Striking writers and other members of Hollywood are calling the tentative deal reached Sunday by the Writers Guild and the AMPTP a “victory.”
The deal was announced on Sunday, September 24, 146 days after the writers’ strike began on May 2 and after five consecutive days of negotiations that spanned the entire weekend.
In its message to members, the union’s negotiating committee urged patience over the details of the pact: “Now our employees must ensure that everything we agreed on is codified in the final contract language.” “We can only share what we have achieved once the last “i” has been dotted.”
“SAG-AFTRA congratulates the WGA on reaching a tentative agreement with the AMPTP after 146 days of incredible strength, resilience and solidarity on the picket lines. As we look forward to reviewing the tentative agreement between WGA and AMPTP, we remain committed to achieving the necessary conditions for our members,” said the actors union, which also stands out. “Since the day the WGA strike began, SAG-AFTRA members have stood alongside writers on the picket lines. We continue to strike on our TV/theater contract and continue to call on the studio and streamer CEOs and the AMPTP to return to the table and get the fair deal our members deserve and demand.”
The DGA, which ratified its own new agreement with the AMPTP in June, also sent a congratulatory note to the WGA. “Congratulations to the WGA on reaching a tentative agreement on behalf of its members this evening,” the directors’ guild said in its statement. “We were proud to support the authors in their fight for a fair deal and look forward to reviewing the details of the agreement. Now is the time for AMPTP to get back to the table with SAG-AFTRA and address the needs of artists.”
California Governor Gavin Newsom also released his own statement: “Without our world-class writers, California’s entertainment industry would not be what it is today.” For over 100 days, 11,000 writers went on strike over existential threats to their careers and livelihoods – and expressed genuine concern about workers’ stress and anxiety. I am grateful that the two sides came together to reach an agreement that benefits everyone involved and can get much of California’s economy moving again.”
According to studio sources, the two sides were close to reaching an agreement for several days after returning to the table in late August for the first time since May 2. Lawyers have reportedly been working on the contract language since Friday evening and moved on to finer details Saturday morning. One of the key issues that kept both sides at the table over the weekend was artificial intelligence.
The tentative agreement, which still needs to be ratified by the union’s more than 11,500 writers, could mark the end of one of the longest strikes in Hollywood history, the third longest in the WGA’s nearly 70 years and the first dual strike alongside SAG-AFTRA since 1960.
The strike, often cited as a turning point for the entire industry, focused on issues that are both recurring and emerging in the entertainment industry’s expanded streaming era. This includes health contributions and adjustments to the current structure of the remaining amounts, but also guidelines for the use of AI and transparency regarding streaming performance.

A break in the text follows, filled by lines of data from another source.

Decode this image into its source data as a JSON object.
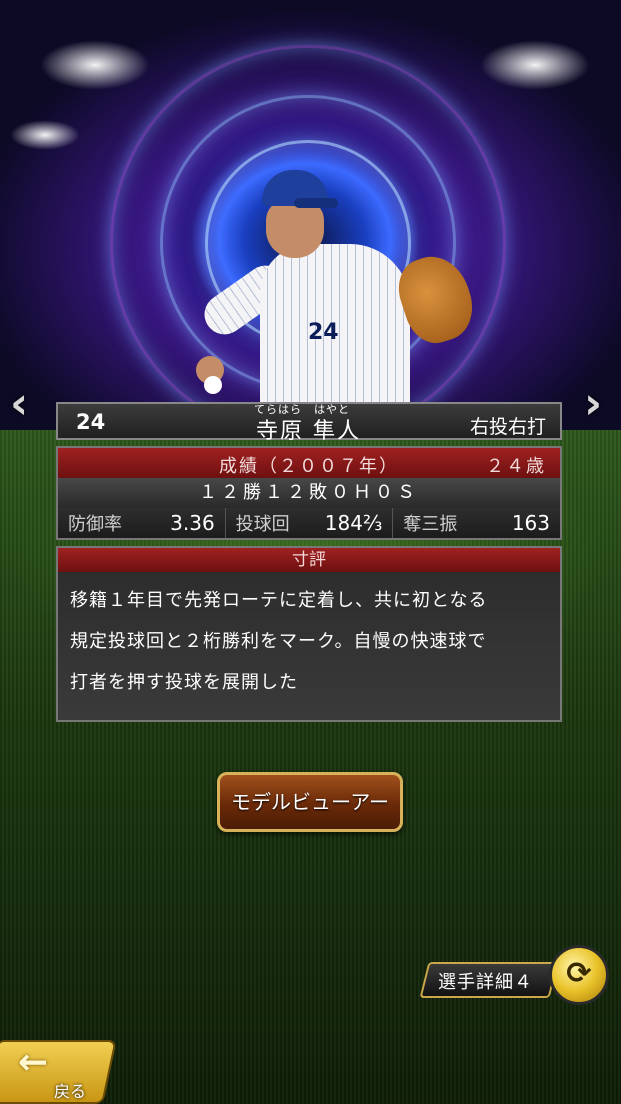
{
  "player": {
    "number": "24",
    "furigana": "てらはら　はやと",
    "name": "寺原 隼人",
    "throws_bats": "右投右打"
  },
  "stats": {
    "season_label": "成績（２００７年）",
    "age": "２４歳",
    "record": "１２勝１２敗０Ｈ０Ｓ",
    "era_label": "防御率",
    "era_value": "3.36",
    "innings_label": "投球回",
    "innings_value": "184⅔",
    "strikeouts_label": "奪三振",
    "strikeouts_value": "163"
  },
  "comment": {
    "heading": "寸評",
    "lines": [
      "移籍１年目で先発ローテに定着し、共に初となる",
      "規定投球回と２桁勝利をマーク。自慢の快速球で",
      "打者を押す投球を展開した"
    ]
  },
  "buttons": {
    "model_viewer": "モデルビューアー",
    "detail_tag": "選手詳細４",
    "back": "戻る"
  },
  "icons": {
    "prev": "chevron-left-icon",
    "next": "chevron-right-icon",
    "cycle": "cycle-arrows-icon",
    "back": "back-arrow-icon"
  },
  "colors": {
    "header_red": "#a02121",
    "button_brown": "#6a2a08",
    "gold": "#e9c22a"
  }
}
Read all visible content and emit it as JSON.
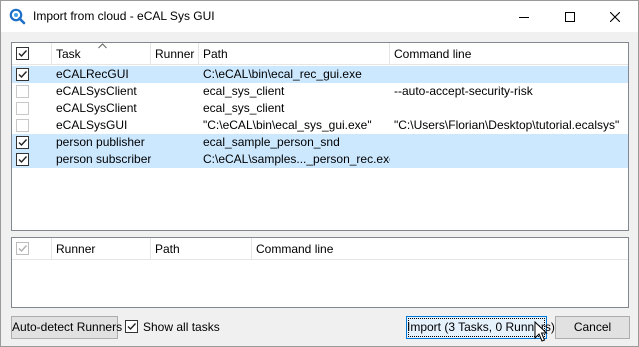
{
  "window": {
    "title": "Import from cloud - eCAL Sys GUI",
    "accent_color": "#0078d7",
    "selected_row_color": "#cce8ff"
  },
  "tasks_table": {
    "columns": {
      "task": "Task",
      "runner": "Runner",
      "path": "Path",
      "command_line": "Command line"
    },
    "header_checked": true,
    "sort_indicator": "chevron-up-icon",
    "rows": [
      {
        "checked": true,
        "selected": true,
        "task": "eCALRecGUI",
        "runner": "",
        "path": "C:\\eCAL\\bin\\ecal_rec_gui.exe",
        "command_line": ""
      },
      {
        "checked": false,
        "selected": false,
        "task": "eCALSysClient",
        "runner": "",
        "path": "ecal_sys_client",
        "command_line": "--auto-accept-security-risk"
      },
      {
        "checked": false,
        "selected": false,
        "task": "eCALSysClient",
        "runner": "",
        "path": "ecal_sys_client",
        "command_line": ""
      },
      {
        "checked": false,
        "selected": false,
        "task": "eCALSysGUI",
        "runner": "",
        "path": "\"C:\\eCAL\\bin\\ecal_sys_gui.exe\"",
        "command_line": "\"C:\\Users\\Florian\\Desktop\\tutorial.ecalsys\""
      },
      {
        "checked": true,
        "selected": true,
        "task": "person publisher",
        "runner": "",
        "path": "ecal_sample_person_snd",
        "command_line": ""
      },
      {
        "checked": true,
        "selected": true,
        "task": "person subscriber",
        "runner": "",
        "path": "C:\\eCAL\\samples..._person_rec.exe",
        "command_line": ""
      }
    ],
    "scrollbar": {
      "left_arrow": "chevron-left-icon",
      "right_arrow": "chevron-right-icon"
    }
  },
  "runners_table": {
    "columns": {
      "runner": "Runner",
      "path": "Path",
      "command_line": "Command line"
    },
    "header_checked": true
  },
  "footer": {
    "autodetect_label": "Auto-detect Runners",
    "show_all_label": "Show all tasks",
    "show_all_checked": true,
    "import_label": "Import (3 Tasks, 0 Runners)",
    "cancel_label": "Cancel"
  }
}
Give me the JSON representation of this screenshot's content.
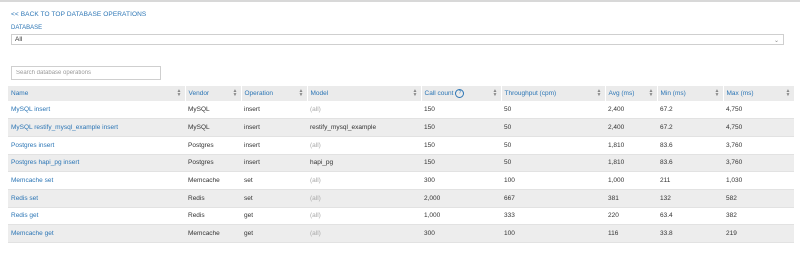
{
  "nav": {
    "back_label": "<< BACK TO TOP DATABASE OPERATIONS"
  },
  "filter": {
    "database_label": "DATABASE",
    "database_value": "All",
    "search_placeholder": "Search database operations"
  },
  "table": {
    "columns": [
      "Name",
      "Vendor",
      "Operation",
      "Model",
      "Call count",
      "Throughput (cpm)",
      "Avg (ms)",
      "Min (ms)",
      "Max (ms)"
    ],
    "rows": [
      {
        "name": "MySQL insert",
        "vendor": "MySQL",
        "operation": "insert",
        "model": "(all)",
        "calls": "150",
        "throughput": "50",
        "avg": "2,400",
        "min": "67.2",
        "max": "4,750"
      },
      {
        "name": "MySQL restify_mysql_example insert",
        "vendor": "MySQL",
        "operation": "insert",
        "model": "restify_mysql_example",
        "calls": "150",
        "throughput": "50",
        "avg": "2,400",
        "min": "67.2",
        "max": "4,750"
      },
      {
        "name": "Postgres insert",
        "vendor": "Postgres",
        "operation": "insert",
        "model": "(all)",
        "calls": "150",
        "throughput": "50",
        "avg": "1,810",
        "min": "83.6",
        "max": "3,760"
      },
      {
        "name": "Postgres hapi_pg insert",
        "vendor": "Postgres",
        "operation": "insert",
        "model": "hapi_pg",
        "calls": "150",
        "throughput": "50",
        "avg": "1,810",
        "min": "83.6",
        "max": "3,760"
      },
      {
        "name": "Memcache set",
        "vendor": "Memcache",
        "operation": "set",
        "model": "(all)",
        "calls": "300",
        "throughput": "100",
        "avg": "1,000",
        "min": "211",
        "max": "1,030"
      },
      {
        "name": "Redis set",
        "vendor": "Redis",
        "operation": "set",
        "model": "(all)",
        "calls": "2,000",
        "throughput": "667",
        "avg": "381",
        "min": "132",
        "max": "582"
      },
      {
        "name": "Redis get",
        "vendor": "Redis",
        "operation": "get",
        "model": "(all)",
        "calls": "1,000",
        "throughput": "333",
        "avg": "220",
        "min": "63.4",
        "max": "382"
      },
      {
        "name": "Memcache get",
        "vendor": "Memcache",
        "operation": "get",
        "model": "(all)",
        "calls": "300",
        "throughput": "100",
        "avg": "116",
        "min": "33.8",
        "max": "219"
      }
    ]
  },
  "icons": {
    "help": "question-circle-icon",
    "sort": "sort-arrows-icon",
    "dropdown": "chevron-down-icon"
  },
  "colors": {
    "link": "#2b75b5",
    "alt_row": "#ededed",
    "header_bg": "#ebebeb"
  }
}
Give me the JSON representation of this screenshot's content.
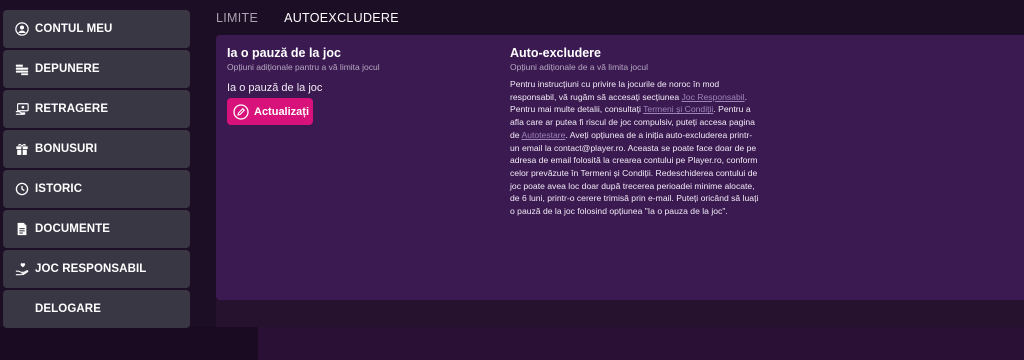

For solidarity-minded writers both in the union and before the WGA and without the union, the last five months have been challenging. Scribes faced food insecurity, the loss of their homes, the end of first-look deals, and daily hazards such as high temperatures and car traffic.
Now that a tentative agreement is in place, Hollywood is celebrating what could not only signal the end of the writers’ walkout but also encourage the AMPTP to get back to the table with SAG-AFTRA to negotiate a deal and to end his also two-month strike.
Below are some of the initial reactions.